Secondly, it should be clear from this that MHFA England training is just one part of a wider approach to health and wellbeing. Often referred to as a ‘whole organisation’ approach, this wider strategy should include a preventative culture, combined with intervention approaches and clear pathways to further support.
As employers take stock of this enhanced guidance, the question that many are asking is, ‘Where do I start?’
Many employers tell us they want to get it right but are not sure where to begin. We know from 10 years of working with organisations that, with the right support and information, all employers can take active steps to promote the wellbeing of their people, of which MHFA programmes will only be one part.
This is why MHFA England last month launched new best-practice guidance for employers on how to implement Mental Health First Aiders as part of a ‘whole organisation’ approach. Developed in collaboration with leading employers, PwC, Royal Mail, Thames Water, and Three UK, the guidance brings together industry expertise alongside a decade of experience implementing our training in workplaces of all shapes and sizes.
It covers laying the groundwork for implementing an MHFA programme, through to evaluating other supports in place. It also provides information on creating a bespoke policy and role document for Mental Health First Aiders, advice on their recruitment and promotion, as well as supporting and developing individuals in their roles.
Publication of Enhanced Guidance
Alongside this, we have published enhanced guidance for employees on carrying out their role, including how best to engage with their employer.
With these guides, we want to support employers and employees to understand all the components of effectively implementing MHFA England training in the workplace, whilst allowing for flexibility in how this is carried out.
As well as taking action on the HSE’s enhanced guidance, we hope to help more employers understand how to practically implement the core standards for a mentally health workplace, as set out in the Government’s Thriving at Work review.
Having room to manoeuvre is crucial but anchoring our strategies to these clear and accessible criteria is equally important.

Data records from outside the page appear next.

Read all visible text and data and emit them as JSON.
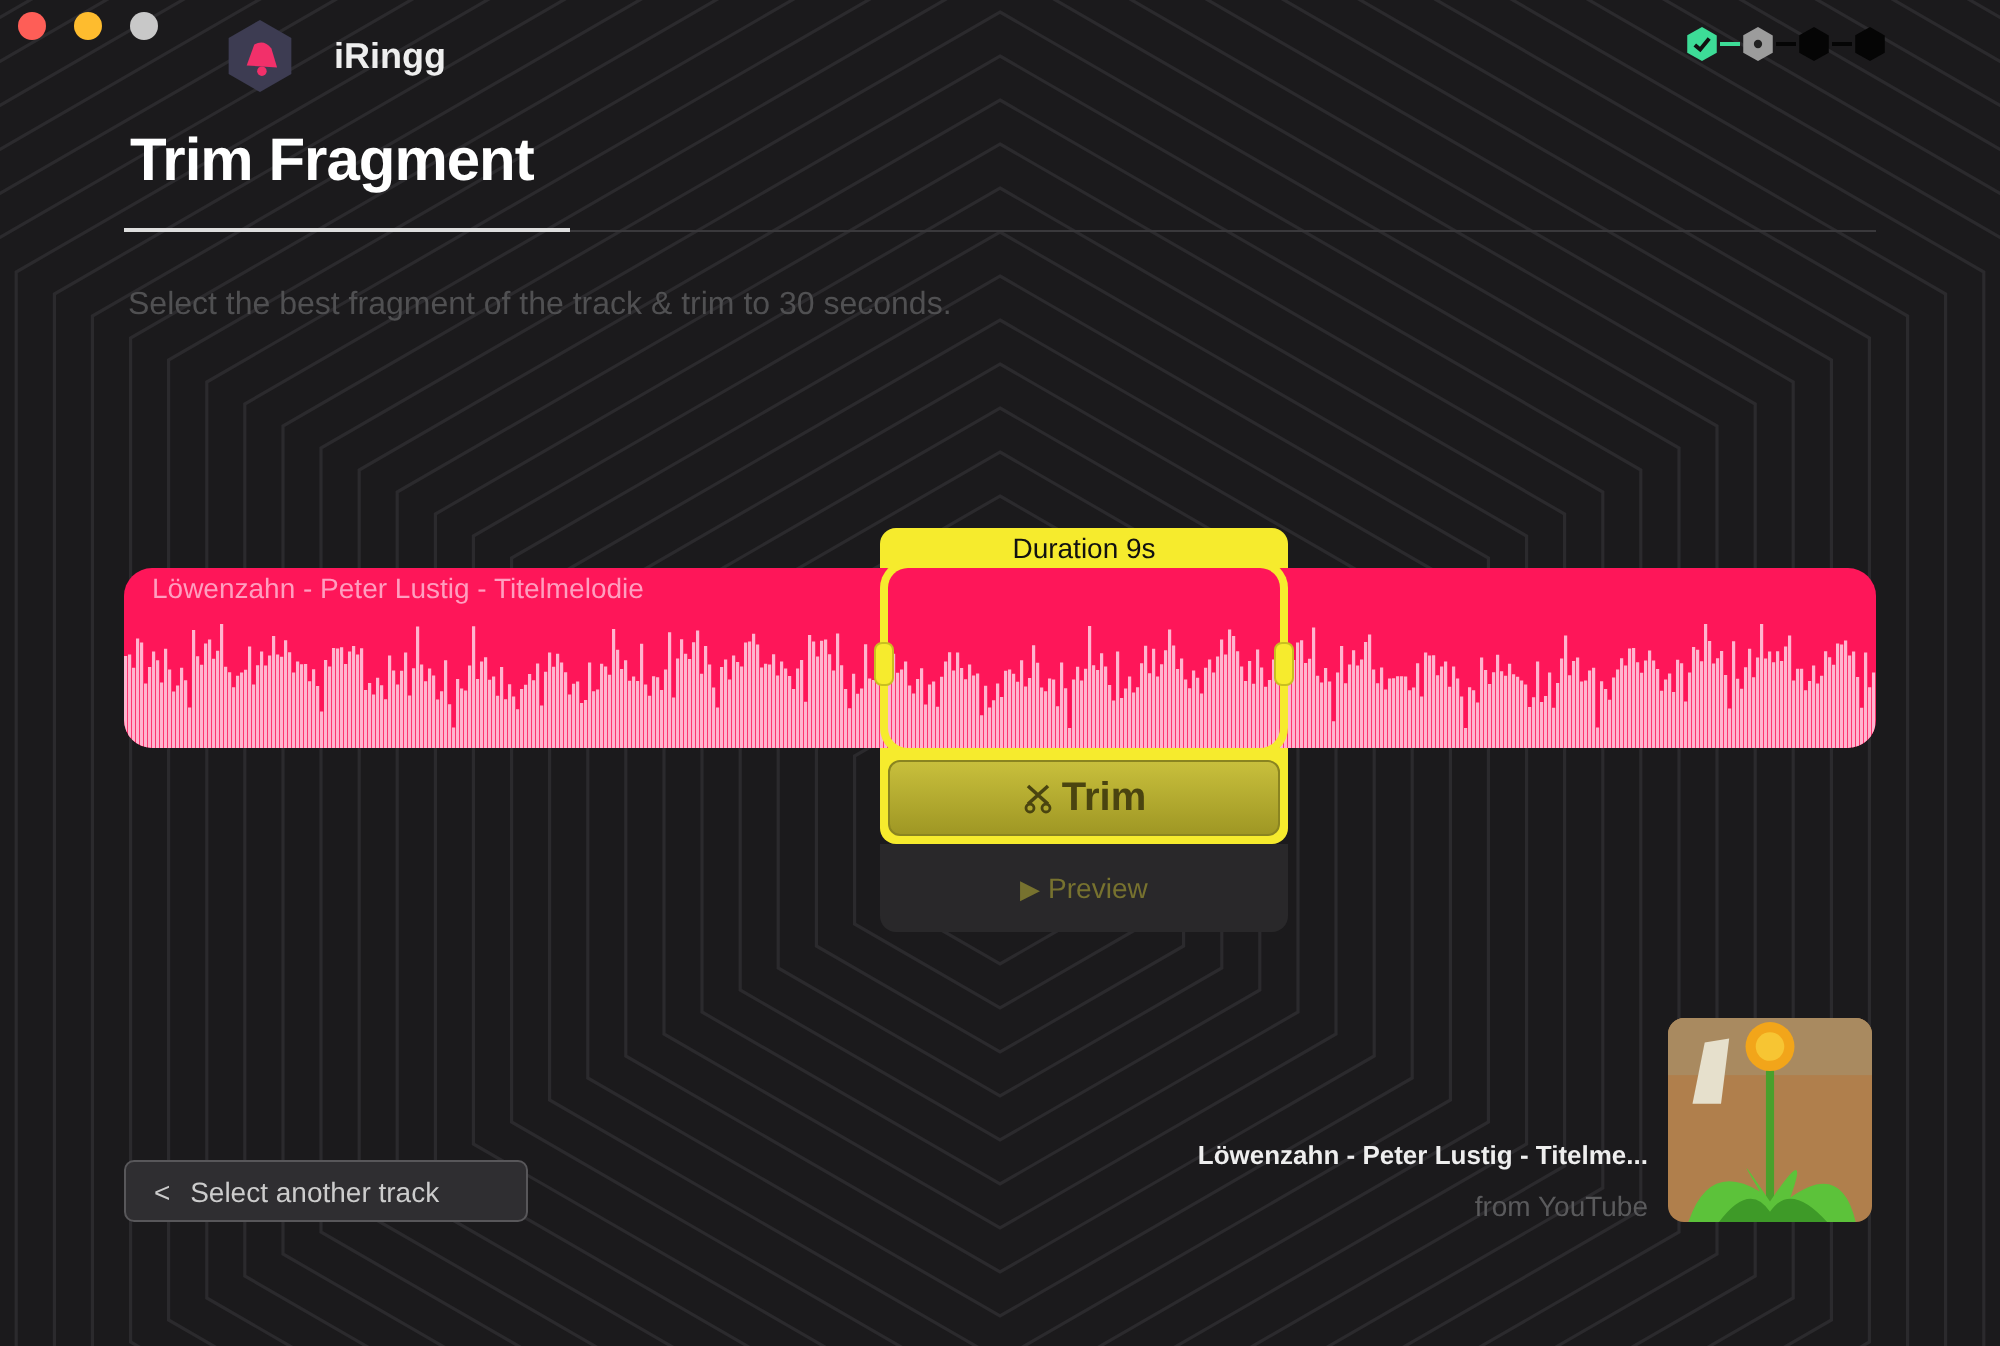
{
  "window": {
    "app_name": "iRingg"
  },
  "steps": [
    {
      "done": true,
      "current": false
    },
    {
      "done": false,
      "current": true
    },
    {
      "done": false,
      "current": false
    },
    {
      "done": false,
      "current": false
    }
  ],
  "page": {
    "title": "Trim Fragment",
    "subtitle": "Select the best fragment of the track & trim to 30 seconds."
  },
  "track": {
    "title": "Löwenzahn - Peter Lustig - Titelmelodie"
  },
  "selection": {
    "duration": "Duration 9s",
    "trim_button": "Trim",
    "preview_button": "Preview",
    "preview_icon": "▶"
  },
  "back_button": {
    "icon": "<",
    "label": "Select another track"
  },
  "source": {
    "title": "Löwenzahn - Peter Lustig - Titelme...",
    "origin": "from YouTube"
  }
}
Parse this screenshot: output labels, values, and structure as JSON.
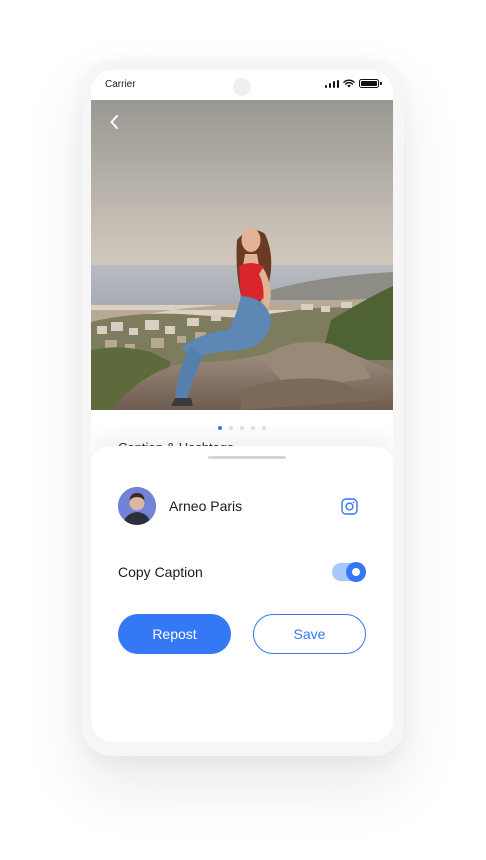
{
  "status_bar": {
    "carrier": "Carrier",
    "battery_level": 1.0
  },
  "photo": {
    "icon": "back-chevron-icon",
    "pages": 5,
    "active_page": 0
  },
  "caption_peek": "Caption & Hashtags",
  "profile": {
    "username": "Arneo Paris",
    "action_icon": "instagram-icon"
  },
  "copy_caption": {
    "label": "Copy Caption",
    "enabled": true
  },
  "actions": {
    "primary_label": "Repost",
    "secondary_label": "Save"
  },
  "colors": {
    "accent": "#3478f6",
    "toggle_track": "#a9c8fb",
    "text": "#1b1b1f"
  }
}
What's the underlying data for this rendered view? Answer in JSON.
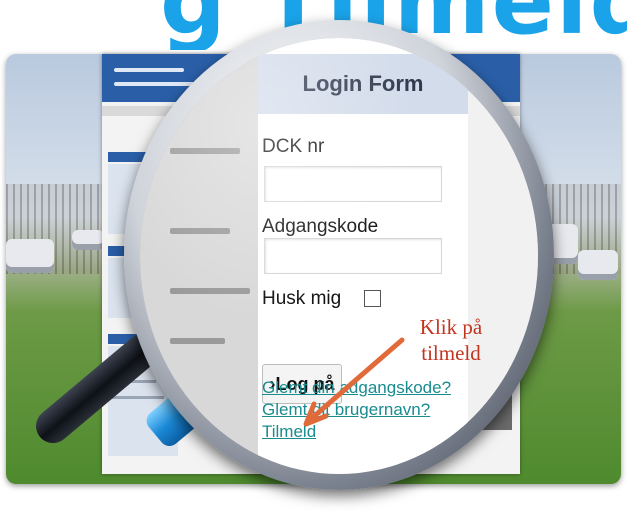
{
  "banner": {
    "text": "g Tilmeldings side"
  },
  "login_form": {
    "title": "Login Form",
    "dck_label": "DCK nr",
    "dck_value": "",
    "password_label": "Adgangskode",
    "password_value": "",
    "remember_label": "Husk mig",
    "login_button": "›Log på",
    "links": [
      "Glemt din adgangskode?",
      "Glemt dit brugernavn?",
      "Tilmeld"
    ]
  },
  "annotation": {
    "line1": "Klik på",
    "line2": "tilmeld"
  },
  "colors": {
    "banner": "#1aa3e8",
    "site_header": "#2a5fa8",
    "annotation": "#c2351f",
    "link": "#1a8b8f"
  }
}
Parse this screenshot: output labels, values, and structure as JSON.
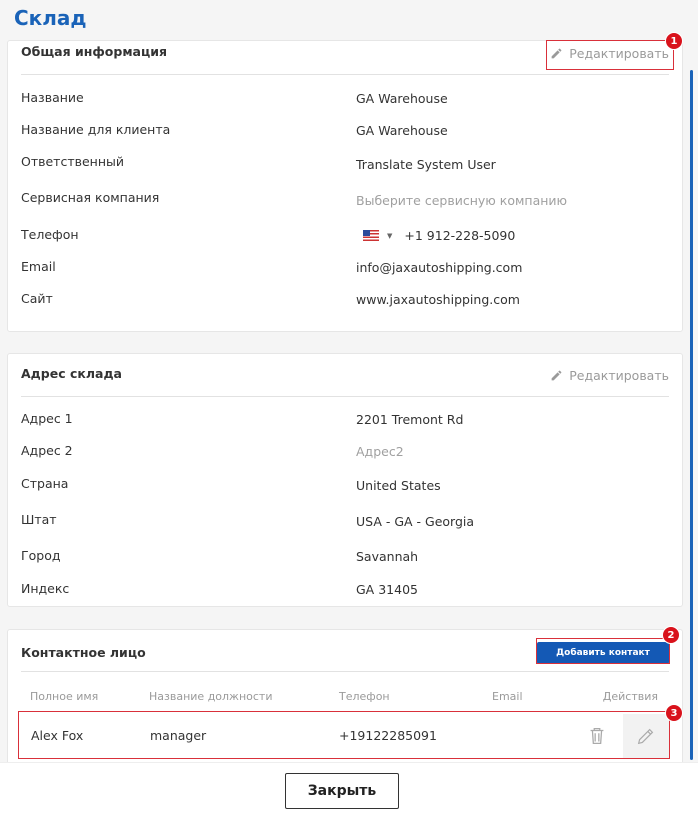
{
  "page": {
    "title": "Склад",
    "close_label": "Закрыть"
  },
  "general": {
    "title": "Общая информация",
    "edit_label": "Редактировать",
    "rows": [
      {
        "label": "Название",
        "value": "GA Warehouse"
      },
      {
        "label": "Название для клиента",
        "value": "GA Warehouse"
      },
      {
        "label": "Ответственный",
        "value": "Translate System User"
      },
      {
        "label": "Сервисная компания",
        "placeholder": "Выберите сервисную компанию"
      },
      {
        "label": "Телефон",
        "value": "+1 912-228-5090"
      },
      {
        "label": "Email",
        "value": "info@jaxautoshipping.com"
      },
      {
        "label": "Сайт",
        "value": "www.jaxautoshipping.com"
      }
    ]
  },
  "address": {
    "title": "Адрес склада",
    "edit_label": "Редактировать",
    "rows": [
      {
        "label": "Адрес 1",
        "value": "2201 Tremont Rd"
      },
      {
        "label": "Адрес 2",
        "placeholder": "Адрес2"
      },
      {
        "label": "Страна",
        "value": "United States"
      },
      {
        "label": "Штат",
        "value": "USA - GA - Georgia"
      },
      {
        "label": "Город",
        "value": "Savannah"
      },
      {
        "label": "Индекс",
        "value": "GA 31405"
      }
    ]
  },
  "contacts": {
    "title": "Контактное лицо",
    "add_label": "Добавить контакт",
    "columns": [
      "Полное имя",
      "Название должности",
      "Телефон",
      "Email",
      "Действия"
    ],
    "rows": [
      {
        "name": "Alex Fox",
        "position": "manager",
        "phone": "+19122285091",
        "email": ""
      }
    ]
  },
  "markers": [
    "1",
    "2",
    "3"
  ],
  "icons": {
    "edit": "pencil-icon",
    "delete": "trash-icon",
    "flag": "us-flag-icon"
  },
  "colors": {
    "accent": "#1a63b8",
    "button": "#1459b5",
    "marker": "#d9121b"
  }
}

And though it is just one part of putting these into practice, MHFA England training can directly support employers to implement two of these standards; raising mental health awareness and encouraging conversation about the support available.
So, with clear guidance and standards like these, there is no excuse for failing to take concrete action on mental health in construction in 2019. And with the breadth of resources available today, it is within everyone’s grasp.